There are currently four types of holds in the climbing industry. We make them out of the same polyurethane resin. However, the difference between is how they attach to your wall. Below are types with the pros and cons of each.
Bolt-on holds attached with a single 3/8-16 Allen Head Socket Cap Bolt. The Allen Head Bolt has been the industry standard for decades. The pro is that they can be easily moved around for route setting. The con is that they can spin.
The addition of the spinner screw solves the spinning issue. Now the hold attaches with a 3/8-16 Allen Head Socket Cap Bolt plus a screw. The screw is usually a wood screw, a deck screw, or a concrete screw. Climbing gyms love them to keep their holds in the exact orientation they want them to be. Outdoor walls and playground love these because even with the expansion and contraction of the wall, the grips stay put. The con is that you do have to install the screw and take out the screw each adjustment.

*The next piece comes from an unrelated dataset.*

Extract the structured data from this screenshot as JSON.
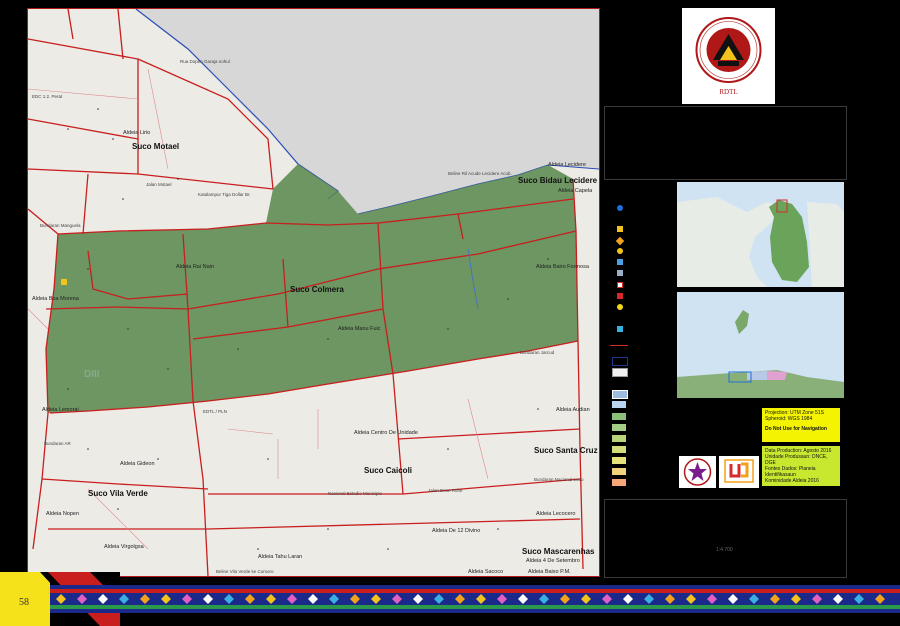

On that note, many think that they do not want screw holes all over the wall. Using screws on a wall is standard practice and should be embraced rather than avoided.
The Screw-on hold attaches with two to five screws per hold. The ropes course industry has migrated to these because no matter how thick the wall gets, a Screw-on screws into anywhere there is 3/4" of wood or thicker.
The pro here is that the hardware compared to Bolt-on is less expensive and that the hold will never spin. The con is that you have to remove up to 5 screws to move the grip. Screw-on holds are best suited for walls that will have the holds in more permanent locations.
2-Bolt Playground climbing holds take playground walls to the next level. With two 3/-16 Allen Head Socket Cap Bolts holding them in place, they will never spin. The con with these is that some sets have tooling ( the space between the bolts) that is not the same as the other holds. This is why we designed the 10 Pack 2 Bolt. It has the exact same spacing and depth in relation to the bolts. It is the very best set in our 2 Bolt line.
The pro here is that you have a hold that will never spin or pull out. The con is that you are using double the amount of hardware when compared to a Bolt-on.